Case study: summative assessment of peer review of groupwork

The challenge

HLTH6055: Leadership and Management for Public Health Improvement is part of an M-level course for qualified health care professionals. This module requires the students to work in teams of ten to explore relevant issues, and a key element of the summative assessment is their performance as a member of the team. The tutor, Yvette Cox, wanted the students to be able to provide each other with detailed anonymous feedback, but the challenge was that there were around 80 students, so a paper-based method would generate 720 (80×9) documents to sort, mark and distribute. ILIAD was asked if an online solution was possible.

The solution

Initial discussions centred on the type of feedback that the students would give each other, and it was agreed that rating each criteria as Excellent, Good or Poor would be easier and more reliable than a 1-10 scale. A document Peer review of teamwork was written that clearly described excellent, good and poor behaviours for each of the ten criteria, and this was given to students along with detailed advice about the assessment process. They were also given a Word template to help them make notes that would act as a guide when they came to rate each member of their team at the end of the module.

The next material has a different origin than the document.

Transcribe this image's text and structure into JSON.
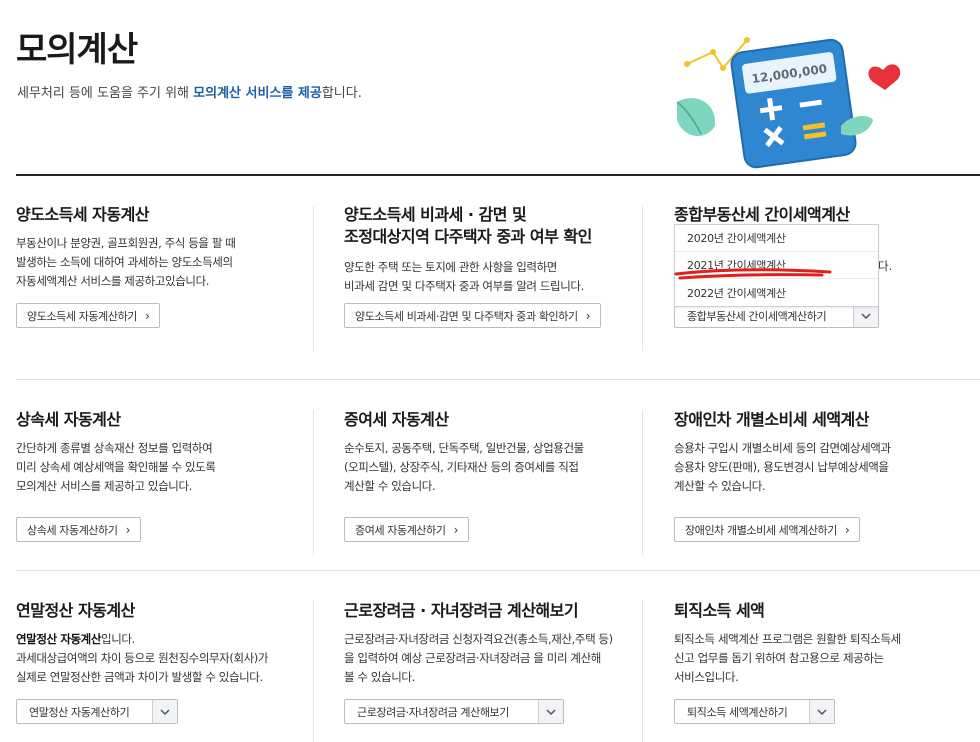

Students input their ratings using an online survey created using iSurvey. In addition to rating ten criteria for each of their nine team members, they also rated themselves so that they could compare this to their peers’ ratings when they received their detailed feedback at the end of the module. They also needed to add some free-text comments for each member of the team, enabling qualitative as well as quantitative feedback. Completing the survey took students between 20 minutes and 3 hours, with a median of around 1 hour – but this was a major part of the assessment and required a good deal of thought about their responses.

An Excel spreadsheet was developed that would take the raw data from iSurvey and automatically process it so that the tutor could easily print (as PDF files) two sheets for each student; a summary of the ratings that they received for each criteria and a list of the text feedback provided. The tutor also had a summary of all  group results and these used automated colour-coding to enable easy identification of both high and low-performing students and groups. Reviewing the results and printing the feedback sheets takes around one day – not bad for 80 students!

Spreadsheet showing Example of student rating feedback
Example of student rating feedback showing extra weighting given to key criteria

In practice, the data often needs some minimal cleaning – typically because a few students have had to leave the course or defer for a year. The spreadsheet has been designed to act intelligently when generating scores for groups that have less than 10 members. The system has been in use since March 2014 and is now well established. The spreadsheet was adjusted for the second run to give greater weight to two key criteria (standard of work and contributing to meetings).

Spreadsheet showing Example of student qualitative feedback
Example of student qualitative feedback


Students have a clear process and criteria to enable them to provide each other with detailed feedback on their team performance. The feedback does not just show average scores, but also the spread of scores; how many times they were rated excellent, good or poor on each criteria.

The tutor has a system that enables the feedback to be gathered, analysed and printed (as PDF) with minimal tutor input and effort. The system automatically highlights students and groups with exceptionally good or poor ratings to facilitate further investigation.

Spreadsheet showing Example of group scores
Example of group scores showing automated highlighting of unusually high or low scores

This system could easily be adapted to work in other modules where peer evaluation of groupwork is required. The limitations of the spreadsheet mean that there must be no more than 10 students in each of 10 teams, and no more than 10 criteria which must be on three levels (e.g. excellent, good, poor). Larger cohorts could simply use more than one iSurvey to gather the data.

Leave a Reply

Your email address will not be published. Required fields are marked *